= What to produce =
If a line of the data below contains the string "Friday", copy it into your answer.

= Record extracts =
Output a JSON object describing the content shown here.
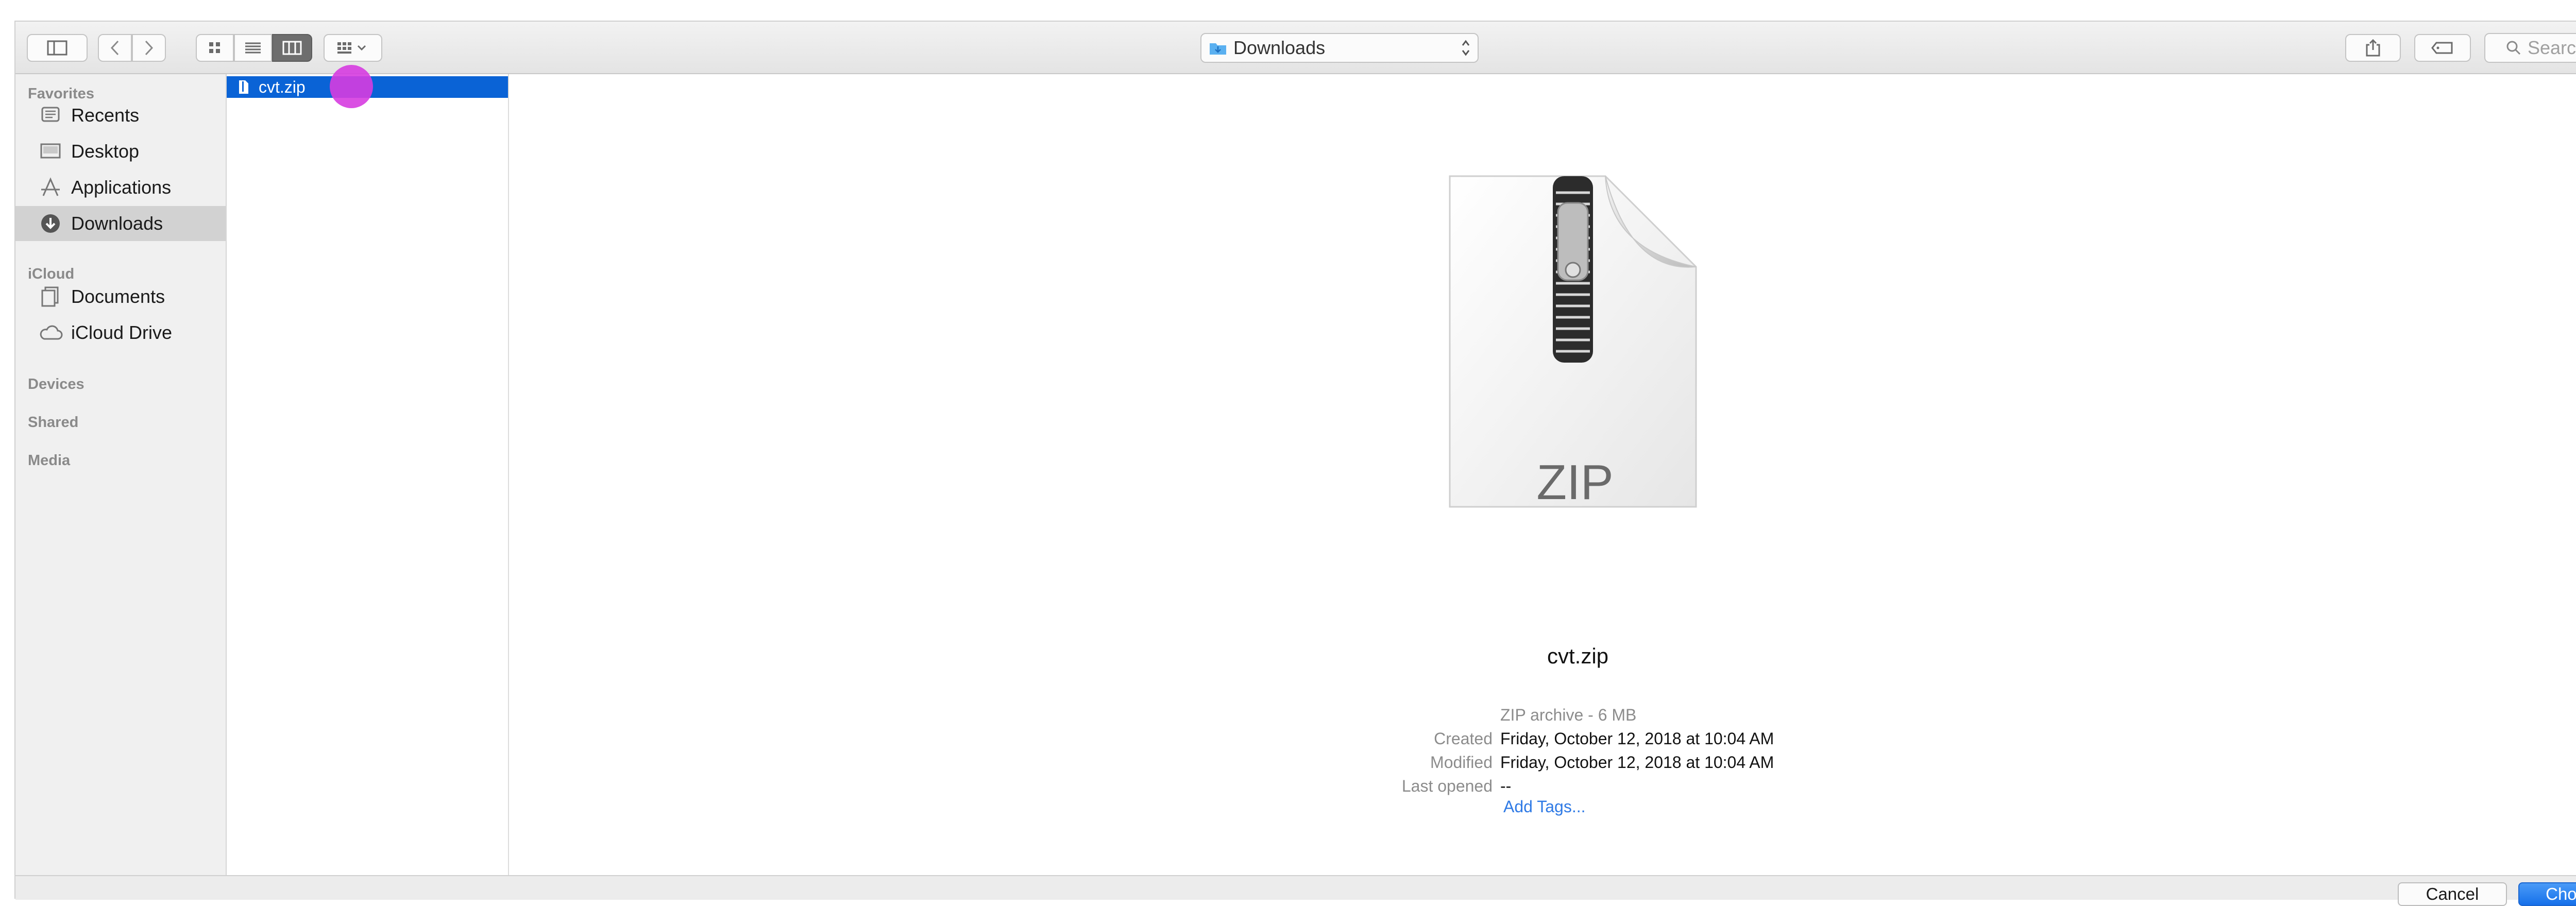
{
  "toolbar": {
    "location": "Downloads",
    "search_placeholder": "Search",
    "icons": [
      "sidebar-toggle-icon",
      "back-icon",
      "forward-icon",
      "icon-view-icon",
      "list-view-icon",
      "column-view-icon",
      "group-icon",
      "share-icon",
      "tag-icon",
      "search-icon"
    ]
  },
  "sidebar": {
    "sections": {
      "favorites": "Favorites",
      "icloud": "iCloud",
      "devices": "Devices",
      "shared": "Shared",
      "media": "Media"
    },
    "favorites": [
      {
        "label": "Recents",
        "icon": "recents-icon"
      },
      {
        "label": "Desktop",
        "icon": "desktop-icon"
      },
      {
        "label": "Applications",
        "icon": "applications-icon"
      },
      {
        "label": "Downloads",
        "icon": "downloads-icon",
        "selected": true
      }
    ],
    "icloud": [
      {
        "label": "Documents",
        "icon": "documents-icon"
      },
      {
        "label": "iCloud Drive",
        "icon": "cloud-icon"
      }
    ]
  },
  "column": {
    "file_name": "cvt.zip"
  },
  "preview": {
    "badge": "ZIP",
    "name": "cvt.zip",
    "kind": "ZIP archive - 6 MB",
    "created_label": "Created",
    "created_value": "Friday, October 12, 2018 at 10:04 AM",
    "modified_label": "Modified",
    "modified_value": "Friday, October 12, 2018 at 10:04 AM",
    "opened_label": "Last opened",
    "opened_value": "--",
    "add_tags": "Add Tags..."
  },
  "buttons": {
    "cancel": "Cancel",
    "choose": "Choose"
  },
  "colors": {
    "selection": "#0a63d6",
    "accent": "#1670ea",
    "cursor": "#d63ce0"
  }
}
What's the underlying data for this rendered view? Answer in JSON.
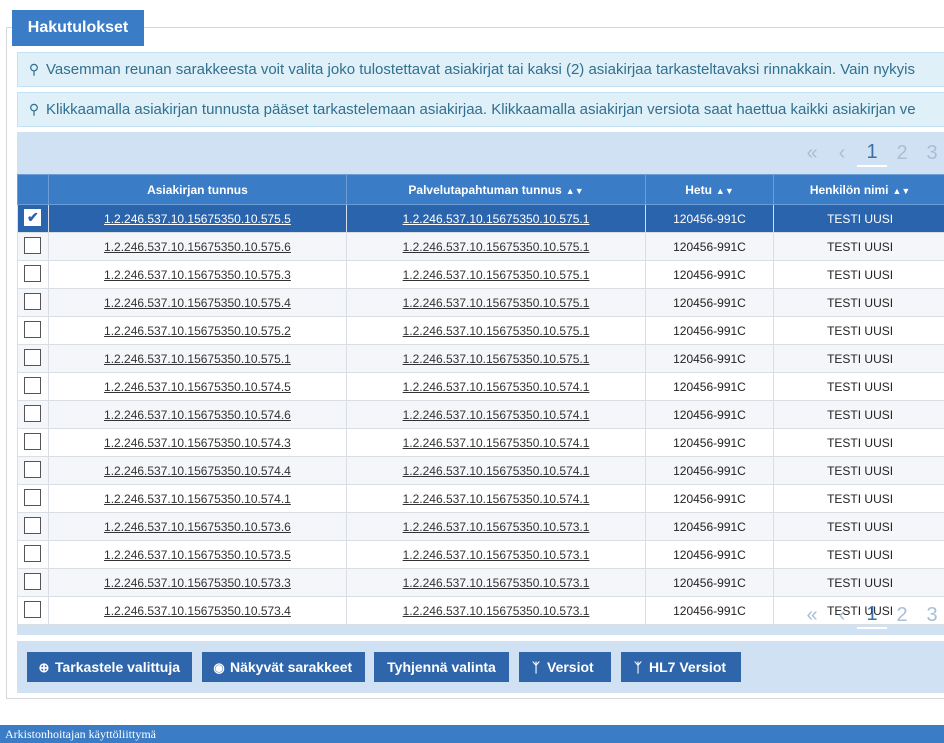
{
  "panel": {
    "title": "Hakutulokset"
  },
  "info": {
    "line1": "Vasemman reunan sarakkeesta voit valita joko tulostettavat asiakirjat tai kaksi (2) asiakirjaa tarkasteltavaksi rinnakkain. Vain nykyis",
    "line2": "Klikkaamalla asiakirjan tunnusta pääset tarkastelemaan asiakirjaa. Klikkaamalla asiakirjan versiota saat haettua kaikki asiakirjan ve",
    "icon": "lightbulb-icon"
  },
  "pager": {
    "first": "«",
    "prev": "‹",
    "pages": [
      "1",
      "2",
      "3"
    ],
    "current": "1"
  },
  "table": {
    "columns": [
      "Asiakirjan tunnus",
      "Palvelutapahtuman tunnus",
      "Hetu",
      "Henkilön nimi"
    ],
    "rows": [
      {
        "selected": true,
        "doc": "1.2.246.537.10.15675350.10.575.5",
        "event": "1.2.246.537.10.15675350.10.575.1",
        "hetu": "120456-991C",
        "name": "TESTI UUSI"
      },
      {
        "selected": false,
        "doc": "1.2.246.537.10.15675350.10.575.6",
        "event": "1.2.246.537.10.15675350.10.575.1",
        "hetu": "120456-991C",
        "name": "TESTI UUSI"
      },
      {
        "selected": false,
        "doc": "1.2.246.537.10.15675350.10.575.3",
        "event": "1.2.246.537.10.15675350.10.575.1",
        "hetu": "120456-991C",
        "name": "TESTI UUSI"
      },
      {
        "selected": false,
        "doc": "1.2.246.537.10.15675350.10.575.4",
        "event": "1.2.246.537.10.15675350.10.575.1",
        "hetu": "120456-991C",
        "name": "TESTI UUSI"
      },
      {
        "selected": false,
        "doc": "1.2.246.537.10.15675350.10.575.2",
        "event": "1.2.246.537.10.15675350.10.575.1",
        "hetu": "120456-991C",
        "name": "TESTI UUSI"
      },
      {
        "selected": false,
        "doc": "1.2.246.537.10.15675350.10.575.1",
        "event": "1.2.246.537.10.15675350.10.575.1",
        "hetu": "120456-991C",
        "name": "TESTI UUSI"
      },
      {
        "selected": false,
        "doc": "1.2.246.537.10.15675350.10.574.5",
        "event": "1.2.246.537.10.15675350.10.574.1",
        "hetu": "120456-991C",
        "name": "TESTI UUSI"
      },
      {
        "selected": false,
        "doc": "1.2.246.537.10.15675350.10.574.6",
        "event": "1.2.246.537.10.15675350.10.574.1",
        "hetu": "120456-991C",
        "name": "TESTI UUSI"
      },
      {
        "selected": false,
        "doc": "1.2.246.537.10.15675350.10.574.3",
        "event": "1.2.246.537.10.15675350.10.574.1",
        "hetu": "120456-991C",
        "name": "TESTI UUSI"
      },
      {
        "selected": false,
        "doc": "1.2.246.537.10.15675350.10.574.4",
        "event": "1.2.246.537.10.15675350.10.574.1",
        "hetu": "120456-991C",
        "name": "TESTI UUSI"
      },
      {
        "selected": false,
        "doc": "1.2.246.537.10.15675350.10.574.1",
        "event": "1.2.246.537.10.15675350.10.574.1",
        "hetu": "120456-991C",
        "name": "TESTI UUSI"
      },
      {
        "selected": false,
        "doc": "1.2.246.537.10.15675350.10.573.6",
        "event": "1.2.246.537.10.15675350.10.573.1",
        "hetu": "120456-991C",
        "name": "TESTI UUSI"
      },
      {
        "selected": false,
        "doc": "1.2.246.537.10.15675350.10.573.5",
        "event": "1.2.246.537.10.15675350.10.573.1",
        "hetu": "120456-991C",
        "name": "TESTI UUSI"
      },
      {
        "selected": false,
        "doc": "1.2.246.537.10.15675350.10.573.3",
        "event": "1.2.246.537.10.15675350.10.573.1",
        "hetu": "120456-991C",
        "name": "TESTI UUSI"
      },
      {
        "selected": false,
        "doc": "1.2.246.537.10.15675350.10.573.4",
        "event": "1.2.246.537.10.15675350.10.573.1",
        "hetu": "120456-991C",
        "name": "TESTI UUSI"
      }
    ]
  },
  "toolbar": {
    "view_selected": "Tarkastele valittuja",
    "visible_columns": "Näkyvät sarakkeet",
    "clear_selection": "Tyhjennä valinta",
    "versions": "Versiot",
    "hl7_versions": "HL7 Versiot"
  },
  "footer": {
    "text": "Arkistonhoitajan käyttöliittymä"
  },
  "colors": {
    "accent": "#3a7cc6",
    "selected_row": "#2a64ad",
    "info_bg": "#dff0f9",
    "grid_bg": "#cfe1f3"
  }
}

= Response to the task =
    "created_value": "Friday, October 12, 2018 at 10:04 AM",
    "modified_value": "Friday, October 12, 2018 at 10:04 AM",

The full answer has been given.